**REQUIRED WORK**
Each record should be set down again so that it matches the original exactly.

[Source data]
# # # #

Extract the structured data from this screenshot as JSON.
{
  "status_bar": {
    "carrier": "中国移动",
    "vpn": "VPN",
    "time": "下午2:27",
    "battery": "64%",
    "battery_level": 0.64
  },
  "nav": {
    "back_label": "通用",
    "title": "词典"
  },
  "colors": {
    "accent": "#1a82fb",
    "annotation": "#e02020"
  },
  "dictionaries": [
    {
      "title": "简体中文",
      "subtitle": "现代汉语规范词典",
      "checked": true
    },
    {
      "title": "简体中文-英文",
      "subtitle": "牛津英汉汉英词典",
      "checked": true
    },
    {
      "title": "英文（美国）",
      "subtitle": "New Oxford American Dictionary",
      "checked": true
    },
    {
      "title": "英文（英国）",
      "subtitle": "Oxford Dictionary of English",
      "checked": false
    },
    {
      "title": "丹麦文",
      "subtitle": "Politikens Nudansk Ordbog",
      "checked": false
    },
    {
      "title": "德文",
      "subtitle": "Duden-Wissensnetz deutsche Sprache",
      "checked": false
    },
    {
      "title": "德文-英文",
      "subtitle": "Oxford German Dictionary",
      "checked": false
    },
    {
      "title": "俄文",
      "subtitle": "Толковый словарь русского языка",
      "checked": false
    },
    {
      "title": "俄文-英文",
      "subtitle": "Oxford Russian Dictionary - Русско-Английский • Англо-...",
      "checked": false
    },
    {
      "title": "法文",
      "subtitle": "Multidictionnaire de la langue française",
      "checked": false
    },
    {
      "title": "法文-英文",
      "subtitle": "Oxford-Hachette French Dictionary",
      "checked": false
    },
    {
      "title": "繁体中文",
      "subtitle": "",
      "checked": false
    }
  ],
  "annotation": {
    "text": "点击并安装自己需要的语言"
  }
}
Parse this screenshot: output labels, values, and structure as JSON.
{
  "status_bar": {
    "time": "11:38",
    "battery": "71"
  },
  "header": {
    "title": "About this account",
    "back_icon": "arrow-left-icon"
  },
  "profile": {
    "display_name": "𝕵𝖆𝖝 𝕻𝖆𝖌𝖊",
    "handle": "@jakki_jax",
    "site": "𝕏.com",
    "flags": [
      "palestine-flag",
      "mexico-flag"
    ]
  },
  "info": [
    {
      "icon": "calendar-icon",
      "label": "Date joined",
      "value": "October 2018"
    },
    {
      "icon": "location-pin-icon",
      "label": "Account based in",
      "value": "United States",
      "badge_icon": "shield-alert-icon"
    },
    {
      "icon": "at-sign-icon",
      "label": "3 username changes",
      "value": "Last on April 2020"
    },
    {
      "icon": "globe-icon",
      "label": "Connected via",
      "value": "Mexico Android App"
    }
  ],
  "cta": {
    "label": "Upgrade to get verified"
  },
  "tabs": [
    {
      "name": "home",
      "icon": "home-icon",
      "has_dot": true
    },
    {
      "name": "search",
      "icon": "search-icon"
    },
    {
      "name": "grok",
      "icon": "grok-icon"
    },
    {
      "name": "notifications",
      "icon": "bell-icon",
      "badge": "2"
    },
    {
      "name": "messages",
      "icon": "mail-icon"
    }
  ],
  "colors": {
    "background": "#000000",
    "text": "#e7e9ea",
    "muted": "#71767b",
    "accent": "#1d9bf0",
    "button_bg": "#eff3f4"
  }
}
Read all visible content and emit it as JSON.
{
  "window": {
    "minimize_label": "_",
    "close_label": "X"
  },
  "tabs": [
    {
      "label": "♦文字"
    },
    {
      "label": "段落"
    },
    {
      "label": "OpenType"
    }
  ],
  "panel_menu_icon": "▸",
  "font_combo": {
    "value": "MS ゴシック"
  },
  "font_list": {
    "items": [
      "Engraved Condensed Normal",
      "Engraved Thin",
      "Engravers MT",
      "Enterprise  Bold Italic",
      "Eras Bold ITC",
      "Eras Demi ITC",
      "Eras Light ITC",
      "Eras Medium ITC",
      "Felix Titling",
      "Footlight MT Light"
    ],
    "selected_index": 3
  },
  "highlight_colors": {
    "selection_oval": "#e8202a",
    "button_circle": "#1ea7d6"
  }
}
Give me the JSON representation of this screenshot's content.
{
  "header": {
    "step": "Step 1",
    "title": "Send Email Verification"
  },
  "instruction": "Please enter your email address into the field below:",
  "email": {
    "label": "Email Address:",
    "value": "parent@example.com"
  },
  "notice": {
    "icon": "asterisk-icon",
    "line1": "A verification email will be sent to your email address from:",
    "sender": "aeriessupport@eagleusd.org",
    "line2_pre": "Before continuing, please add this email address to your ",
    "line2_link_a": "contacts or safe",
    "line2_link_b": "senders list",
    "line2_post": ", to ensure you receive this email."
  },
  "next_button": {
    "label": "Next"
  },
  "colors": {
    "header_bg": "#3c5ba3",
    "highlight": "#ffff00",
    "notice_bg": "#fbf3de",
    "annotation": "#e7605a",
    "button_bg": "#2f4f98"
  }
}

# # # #

**PROBLEM SOLUTION**
Extract the structured data from this screenshot as JSON.
{
  "status_bar": {
    "carrier": "中国移动",
    "vpn": "VPN",
    "time": "下午2:27",
    "battery": "64%",
    "battery_level": 0.64
  },
  "nav": {
    "back_label": "通用",
    "title": "词典"
  },
  "colors": {
    "accent": "#1a82fb",
    "annotation": "#e02020"
  },
  "dictionaries": [
    {
      "title": "简体中文",
      "subtitle": "现代汉语规范词典",
      "checked": true
    },
    {
      "title": "简体中文-英文",
      "subtitle": "牛津英汉汉英词典",
      "checked": true
    },
    {
      "title": "英文（美国）",
      "subtitle": "New Oxford American Dictionary",
      "checked": true
    },
    {
      "title": "英文（英国）",
      "subtitle": "Oxford Dictionary of English",
      "checked": false
    },
    {
      "title": "丹麦文",
      "subtitle": "Politikens Nudansk Ordbog",
      "checked": false
    },
    {
      "title": "德文",
      "subtitle": "Duden-Wissensnetz deutsche Sprache",
      "checked": false
    },
    {
      "title": "德文-英文",
      "subtitle": "Oxford German Dictionary",
      "checked": false
    },
    {
      "title": "俄文",
      "subtitle": "Толковый словарь русского языка",
      "checked": false
    },
    {
      "title": "俄文-英文",
      "subtitle": "Oxford Russian Dictionary - Русско-Английский • Англо-...",
      "checked": false
    },
    {
      "title": "法文",
      "subtitle": "Multidictionnaire de la langue française",
      "checked": false
    },
    {
      "title": "法文-英文",
      "subtitle": "Oxford-Hachette French Dictionary",
      "checked": false
    },
    {
      "title": "繁体中文",
      "subtitle": "",
      "checked": false
    }
  ],
  "annotation": {
    "text": "点击并安装自己需要的语言"
  }
}
Parse this screenshot: output labels, values, and structure as JSON.
{
  "status_bar": {
    "time": "11:38",
    "battery": "71"
  },
  "header": {
    "title": "About this account",
    "back_icon": "arrow-left-icon"
  },
  "profile": {
    "display_name": "𝕵𝖆𝖝 𝕻𝖆𝖌𝖊",
    "handle": "@jakki_jax",
    "site": "𝕏.com",
    "flags": [
      "palestine-flag",
      "mexico-flag"
    ]
  },
  "info": [
    {
      "icon": "calendar-icon",
      "label": "Date joined",
      "value": "October 2018"
    },
    {
      "icon": "location-pin-icon",
      "label": "Account based in",
      "value": "United States",
      "badge_icon": "shield-alert-icon"
    },
    {
      "icon": "at-sign-icon",
      "label": "3 username changes",
      "value": "Last on April 2020"
    },
    {
      "icon": "globe-icon",
      "label": "Connected via",
      "value": "Mexico Android App"
    }
  ],
  "cta": {
    "label": "Upgrade to get verified"
  },
  "tabs": [
    {
      "name": "home",
      "icon": "home-icon",
      "has_dot": true
    },
    {
      "name": "search",
      "icon": "search-icon"
    },
    {
      "name": "grok",
      "icon": "grok-icon"
    },
    {
      "name": "notifications",
      "icon": "bell-icon",
      "badge": "2"
    },
    {
      "name": "messages",
      "icon": "mail-icon"
    }
  ],
  "colors": {
    "background": "#000000",
    "text": "#e7e9ea",
    "muted": "#71767b",
    "accent": "#1d9bf0",
    "button_bg": "#eff3f4"
  }
}
Read all visible content and emit it as JSON.
{
  "window": {
    "minimize_label": "_",
    "close_label": "X"
  },
  "tabs": [
    {
      "label": "♦文字"
    },
    {
      "label": "段落"
    },
    {
      "label": "OpenType"
    }
  ],
  "panel_menu_icon": "▸",
  "font_combo": {
    "value": "MS ゴシック"
  },
  "font_list": {
    "items": [
      "Engraved Condensed Normal",
      "Engraved Thin",
      "Engravers MT",
      "Enterprise  Bold Italic",
      "Eras Bold ITC",
      "Eras Demi ITC",
      "Eras Light ITC",
      "Eras Medium ITC",
      "Felix Titling",
      "Footlight MT Light"
    ],
    "selected_index": 3
  },
  "highlight_colors": {
    "selection_oval": "#e8202a",
    "button_circle": "#1ea7d6"
  }
}
Give me the JSON representation of this screenshot's content.
{
  "header": {
    "step": "Step 1",
    "title": "Send Email Verification"
  },
  "instruction": "Please enter your email address into the field below:",
  "email": {
    "label": "Email Address:",
    "value": "parent@example.com"
  },
  "notice": {
    "icon": "asterisk-icon",
    "line1": "A verification email will be sent to your email address from:",
    "sender": "aeriessupport@eagleusd.org",
    "line2_pre": "Before continuing, please add this email address to your ",
    "line2_link_a": "contacts or safe",
    "line2_link_b": "senders list",
    "line2_post": ", to ensure you receive this email."
  },
  "next_button": {
    "label": "Next"
  },
  "colors": {
    "header_bg": "#3c5ba3",
    "highlight": "#ffff00",
    "notice_bg": "#fbf3de",
    "annotation": "#e7605a",
    "button_bg": "#2f4f98"
  }
}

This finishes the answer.